Herefordshire Area Council September Update

The Chamber works closely with businesses across all sizes and sectors to ensure that business views are represented to key local and national decision makers. To ensure every sector is represented the Chamber hosts two Area Councils, one in Worcestershire and one in Herefordshire. Each Area Council consists of 15 specialists, from different sectors, who meet six times a year to provide feedback from their respective professions. The feedback is then used to inform our economic reports and shape the policy activity we deliver to Member businesses.

Below is a summary of key sector updates from the latest Herefordshire Area Council meeting:


The discussion focussed on how businesses have recovered since Coronavirus restrictions have been slowly lifted, whether the outlook is looking positive and how businesses are preparing for EU Exit. The following points were common among many of the Area Council members:

  • There was a level of cautious optimism that business is beginning to return to normal. However, businesses are facing extremely uncertain times and are finding it difficult to predict whether increased demand will continue.
  • There was a general feeling that a no deal EU Exit is looking more likely. Businesses are starting to prepare although the preparations are not as advanced as they were the last time EU Exit was on the horizon.
  • The Kickstart Scheme is an interesting scheme that could really benefit individuals and businesses. As new starters take six months to settle into a role the hope is that it will give people a good chance to show how they can add value to a business.
  • The Job Retention Bonus Scheme will have no real impact on decision making although any funds received could be put towards positive schemes within the business.


Manufacturers have fared differently depending on the sectors they supply. The UK construction industry caused a blip when lockdown began but demand has now returned and is causing some supply chain problems. Things are beginning to look more positive, but not being back to 100% capacity may cause some manufacturers problems when the Job Retention Scheme ends in October. The Purchasing Managers Index experienced its biggest fall in April but has been above 50 for the last two months marking an expansion of manufacturing again. There are some concerns around a new spike of Covid-19 cases. Under the Track and Trace system if one employee tests positive it could have a knock-on impact on the rest of the workforce. The feeling is that there will be a no deal EU Exit and preparations are being made. There are concerns about increased administrative burden relating to import/export documentation. Manufacturers are looking at how to improve their business with new products and investment in automation and digital.

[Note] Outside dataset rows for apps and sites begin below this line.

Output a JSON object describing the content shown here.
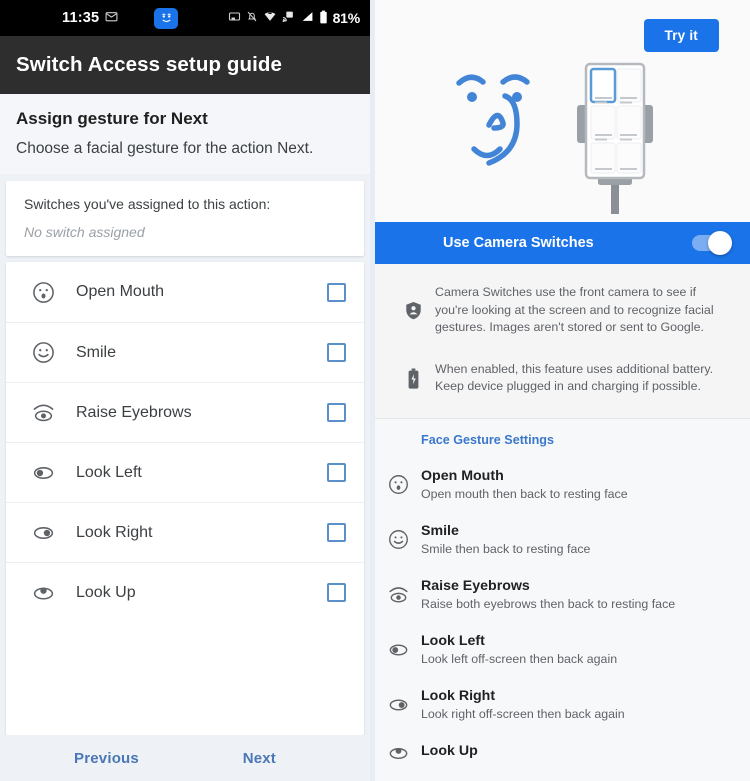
{
  "left": {
    "status_bar": {
      "time": "11:35",
      "icons": [
        "message-icon",
        "camera-switches-face-icon",
        "screenshot-icon",
        "notifications-off-icon",
        "wifi-icon",
        "cast-icon",
        "signal-icon",
        "battery-icon"
      ],
      "battery_percent": "81%"
    },
    "app_bar": {
      "title": "Switch Access setup guide"
    },
    "section": {
      "title": "Assign gesture for Next",
      "subtitle": "Choose a facial gesture for the action Next."
    },
    "assigned": {
      "label": "Switches you've assigned to this action:",
      "value": "No switch assigned"
    },
    "gestures": [
      {
        "icon": "open-mouth-face-icon",
        "label": "Open Mouth",
        "checked": false
      },
      {
        "icon": "smile-face-icon",
        "label": "Smile",
        "checked": false
      },
      {
        "icon": "raise-eyebrows-eye-icon",
        "label": "Raise Eyebrows",
        "checked": false
      },
      {
        "icon": "look-left-eye-icon",
        "label": "Look Left",
        "checked": false
      },
      {
        "icon": "look-right-eye-icon",
        "label": "Look Right",
        "checked": false
      },
      {
        "icon": "look-up-eye-icon",
        "label": "Look Up",
        "checked": false
      }
    ],
    "nav": {
      "previous": "Previous",
      "next": "Next"
    }
  },
  "right": {
    "hero": {
      "try_it_label": "Try it",
      "illustration": "face-and-phone-on-stand-illustration"
    },
    "toggle": {
      "label": "Use Camera Switches",
      "enabled": true
    },
    "info": [
      {
        "icon": "privacy-shield-icon",
        "text": "Camera Switches use the front camera to see if you're looking at the screen and to recognize facial gestures. Images aren't stored or sent to Google."
      },
      {
        "icon": "battery-charging-icon",
        "text": "When enabled, this feature uses additional battery. Keep device plugged in and charging if possible."
      }
    ],
    "settings": {
      "section_title": "Face Gesture Settings",
      "items": [
        {
          "icon": "open-mouth-face-icon",
          "title": "Open Mouth",
          "subtitle": "Open mouth then back to resting face"
        },
        {
          "icon": "smile-face-icon",
          "title": "Smile",
          "subtitle": "Smile then back to resting face"
        },
        {
          "icon": "raise-eyebrows-eye-icon",
          "title": "Raise Eyebrows",
          "subtitle": "Raise both eyebrows then back to resting face"
        },
        {
          "icon": "look-left-eye-icon",
          "title": "Look Left",
          "subtitle": "Look left off-screen then back again"
        },
        {
          "icon": "look-right-eye-icon",
          "title": "Look Right",
          "subtitle": "Look right off-screen then back again"
        },
        {
          "icon": "look-up-eye-icon",
          "title": "Look Up",
          "subtitle": ""
        }
      ]
    }
  },
  "colors": {
    "accent_blue": "#1a73e8",
    "link_blue": "#3b78cc",
    "nav_blue": "#4a77b5",
    "app_bar": "#2e2e2e",
    "page_bg": "#eef1f6"
  }
}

Transport and Logistics

Broadly getting back to the old normal and overall volumes have been up. Certain sectors including entertainment and hospitality are still struggling and it’s very difficult to plan as demand may not be sustained at the same level. Problems experienced before the pandemic are returning e.g. a shortage of drivers and congestion on roads (although fuel costs have stayed low). Likely to be a long-lasting change to the amount of paperwork the industry use.


Last year there were lots of jobs but few candidates, now we have few jobs but lots of candidates. There are still jobs available in more specialised, qualified roles – IT and accountancy for example. There has been an increase in enquiries from people who’ve been made redundant – fixed term contracts and zero hours contracts have increased in Herefordshire and the wider area. The labour market is unsettled and uncertain with good candidates not keen on moving because job security is key. There has been an increase in people buying franchises and exploring self-employment including new consultancies and start-ups. All these people will need support so there are opportunities especially for training providers. January will be the key time to assess the state of the labour market.


Some colleges are reporting numbers are up because young people are staying in education rather than finding jobs at 16, others have had a significant reduction partly because students have higher grades (due to the cancelled exams) and partly because people don’t want to travel far for college. Apprenticeship numbers have been ok but will wait and see what happens at the end of the furlough scheme. Apprentice assessors have fed back that in the motor vehicle industry some main dealerships have not taken on any new apprentices, but local garages have due to people not buying new cars. Adult learning provision is experiencing constraints with funding rules. Colleagues that work in the West Midlands, who have direct control over funding, have introduced more flexibility for employers to help train people but that is not an option outside the West Midlands. Government white paper due mid/late October on Further Education around governance, structure and accountability.

Science and Medical

The life science industry is helping support Covid-19 clinical trials. General market conditions are buoyant with good opportunities and demand. The industry continues to work differently with a proportion of home working and don’t foresee changes happening soon. Supply chain more manageable now but still some challenges. Recruitment positive with strong candidates at all levels, but when looking for specific, specialised roles they are harder to recruit for. As the industry largely recruits graduates the schemes announced by the Chancellor in the Summer Statement don’t really apply.